Over the summer I did a really cool internship and I also got the opportunity to talk to a lot of interesting and incredibly accomplished people. In one of my conversations with a mentor, he brought up the concept of imposter syndrome. We had been talking all summer about his work and areas that we both found interesting and as the internship drew to a close and I was getting ready to go back to college, he said something that really spoke to me. He told me that there will always be those people in my classes who look like they know what they’re doing and who can open their mouths and say things that sound impressive, but that I was an interesting person and I had experiences and thoughts that were valuable and made me unique. I feel like deep down I knew this, I knew that I put effort into work I do and talked about things that I’m actually passionate about instead of saying things just to sound impressive, but it was different to hear it coming from someone else.
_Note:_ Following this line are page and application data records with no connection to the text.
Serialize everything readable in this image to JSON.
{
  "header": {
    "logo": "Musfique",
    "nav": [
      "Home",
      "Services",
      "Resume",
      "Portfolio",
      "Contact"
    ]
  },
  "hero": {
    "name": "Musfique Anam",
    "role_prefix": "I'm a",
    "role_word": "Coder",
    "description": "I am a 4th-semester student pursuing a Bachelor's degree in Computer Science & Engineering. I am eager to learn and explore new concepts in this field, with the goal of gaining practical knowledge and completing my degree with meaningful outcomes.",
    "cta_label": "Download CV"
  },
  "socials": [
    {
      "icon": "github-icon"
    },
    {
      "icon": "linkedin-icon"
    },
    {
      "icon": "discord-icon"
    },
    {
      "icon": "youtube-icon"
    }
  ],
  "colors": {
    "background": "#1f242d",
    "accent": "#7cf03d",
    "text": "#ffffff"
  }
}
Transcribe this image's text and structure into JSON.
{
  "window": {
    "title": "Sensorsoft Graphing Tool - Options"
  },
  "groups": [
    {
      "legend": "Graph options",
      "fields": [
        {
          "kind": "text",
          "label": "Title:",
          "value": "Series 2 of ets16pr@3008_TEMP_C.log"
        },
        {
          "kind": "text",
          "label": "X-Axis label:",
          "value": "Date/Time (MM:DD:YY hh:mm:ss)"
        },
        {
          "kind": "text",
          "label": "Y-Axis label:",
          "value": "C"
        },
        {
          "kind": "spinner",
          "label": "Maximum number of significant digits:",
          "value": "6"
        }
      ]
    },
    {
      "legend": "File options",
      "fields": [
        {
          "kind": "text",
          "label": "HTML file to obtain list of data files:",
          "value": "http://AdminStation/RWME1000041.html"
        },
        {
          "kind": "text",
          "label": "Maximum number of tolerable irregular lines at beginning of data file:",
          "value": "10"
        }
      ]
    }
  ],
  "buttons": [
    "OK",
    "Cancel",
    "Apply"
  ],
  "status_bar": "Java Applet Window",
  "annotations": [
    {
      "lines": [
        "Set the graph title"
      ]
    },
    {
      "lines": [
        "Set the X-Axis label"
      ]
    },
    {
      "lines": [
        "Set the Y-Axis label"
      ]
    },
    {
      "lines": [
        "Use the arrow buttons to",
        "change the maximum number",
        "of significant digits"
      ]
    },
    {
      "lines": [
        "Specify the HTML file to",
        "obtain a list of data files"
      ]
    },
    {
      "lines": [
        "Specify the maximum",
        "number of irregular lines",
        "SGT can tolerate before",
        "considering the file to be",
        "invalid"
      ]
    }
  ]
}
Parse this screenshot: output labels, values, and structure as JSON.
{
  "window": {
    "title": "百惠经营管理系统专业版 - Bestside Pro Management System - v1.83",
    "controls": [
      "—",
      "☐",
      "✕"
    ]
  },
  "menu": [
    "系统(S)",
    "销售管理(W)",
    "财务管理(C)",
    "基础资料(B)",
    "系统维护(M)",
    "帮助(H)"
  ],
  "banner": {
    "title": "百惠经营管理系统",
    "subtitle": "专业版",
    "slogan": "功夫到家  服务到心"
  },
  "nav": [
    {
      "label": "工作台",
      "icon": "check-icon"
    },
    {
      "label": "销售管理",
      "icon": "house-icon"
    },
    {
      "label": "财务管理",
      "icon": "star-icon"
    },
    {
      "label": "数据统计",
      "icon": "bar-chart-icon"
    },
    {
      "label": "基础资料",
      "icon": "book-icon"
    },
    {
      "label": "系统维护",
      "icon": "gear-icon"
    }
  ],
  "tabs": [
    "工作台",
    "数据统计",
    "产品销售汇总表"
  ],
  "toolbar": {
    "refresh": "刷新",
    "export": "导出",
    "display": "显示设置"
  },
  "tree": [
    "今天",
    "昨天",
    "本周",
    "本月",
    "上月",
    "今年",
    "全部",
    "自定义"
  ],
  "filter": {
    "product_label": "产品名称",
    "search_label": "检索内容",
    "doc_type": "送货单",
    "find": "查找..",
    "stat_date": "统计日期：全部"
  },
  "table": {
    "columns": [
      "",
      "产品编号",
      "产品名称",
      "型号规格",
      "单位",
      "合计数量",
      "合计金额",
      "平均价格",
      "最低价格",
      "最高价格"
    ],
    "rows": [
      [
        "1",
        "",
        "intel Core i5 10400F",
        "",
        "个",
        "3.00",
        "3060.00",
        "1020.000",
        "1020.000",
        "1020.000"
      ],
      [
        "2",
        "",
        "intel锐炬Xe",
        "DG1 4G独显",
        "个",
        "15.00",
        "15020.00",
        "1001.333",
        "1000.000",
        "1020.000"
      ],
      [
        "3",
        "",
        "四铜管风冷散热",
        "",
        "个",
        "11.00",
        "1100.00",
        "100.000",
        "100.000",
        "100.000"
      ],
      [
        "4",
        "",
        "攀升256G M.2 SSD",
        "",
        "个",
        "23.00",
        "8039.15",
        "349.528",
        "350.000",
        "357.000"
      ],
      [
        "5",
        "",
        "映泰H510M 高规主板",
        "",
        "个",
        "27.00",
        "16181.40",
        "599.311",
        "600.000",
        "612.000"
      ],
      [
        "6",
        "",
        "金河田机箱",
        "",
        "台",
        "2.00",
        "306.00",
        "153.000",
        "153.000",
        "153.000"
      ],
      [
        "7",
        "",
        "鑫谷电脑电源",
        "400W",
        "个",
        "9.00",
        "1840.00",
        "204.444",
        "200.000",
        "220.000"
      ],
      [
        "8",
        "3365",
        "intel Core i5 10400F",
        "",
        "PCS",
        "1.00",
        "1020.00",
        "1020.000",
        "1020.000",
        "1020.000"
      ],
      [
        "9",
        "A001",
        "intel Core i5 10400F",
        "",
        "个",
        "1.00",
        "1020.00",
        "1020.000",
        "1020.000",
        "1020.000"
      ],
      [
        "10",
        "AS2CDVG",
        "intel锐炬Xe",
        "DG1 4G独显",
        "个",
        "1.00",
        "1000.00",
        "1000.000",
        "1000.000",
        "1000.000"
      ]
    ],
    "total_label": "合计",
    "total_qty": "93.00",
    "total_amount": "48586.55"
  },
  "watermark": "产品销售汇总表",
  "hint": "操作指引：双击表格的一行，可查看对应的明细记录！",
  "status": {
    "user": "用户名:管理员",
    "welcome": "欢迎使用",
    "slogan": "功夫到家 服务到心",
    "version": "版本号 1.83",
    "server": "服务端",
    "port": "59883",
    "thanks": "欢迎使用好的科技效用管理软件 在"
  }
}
Especially since coming to the US, I’ve found that there will always be those people who have the typical educational background, know the right people, and say impressive things, but that doesn’t mean that they are any smarter than you. The thing I’ve learned from two and a bit years of college so far is that I have qualities that are unique to me, and I’m sure everyone else does too. There’s no need to constantly compare myself to others and wonder if I am just as smart of smarter than them, because a) you can’t judge intelligence just from one class and b) you’re comparing yourself to one very specific type of person, and for what reason?
This year I’ve gone into classes, exams, and recruiting processes doing my best not to compare myself to others and remembering those qualities which make me unique, valuable, and prepared for whatever test or interview I’m going into. It’s something that has taken a lot of practice and conscious effort to put into action, but it’s a piece of advice I’d pass onto anyone currently experiencing imposter syndrome. And just remember, so many people experience imposter syndrome and feelings of self doubt all the time, if you are experiencing those, you are not alone!
See you next week,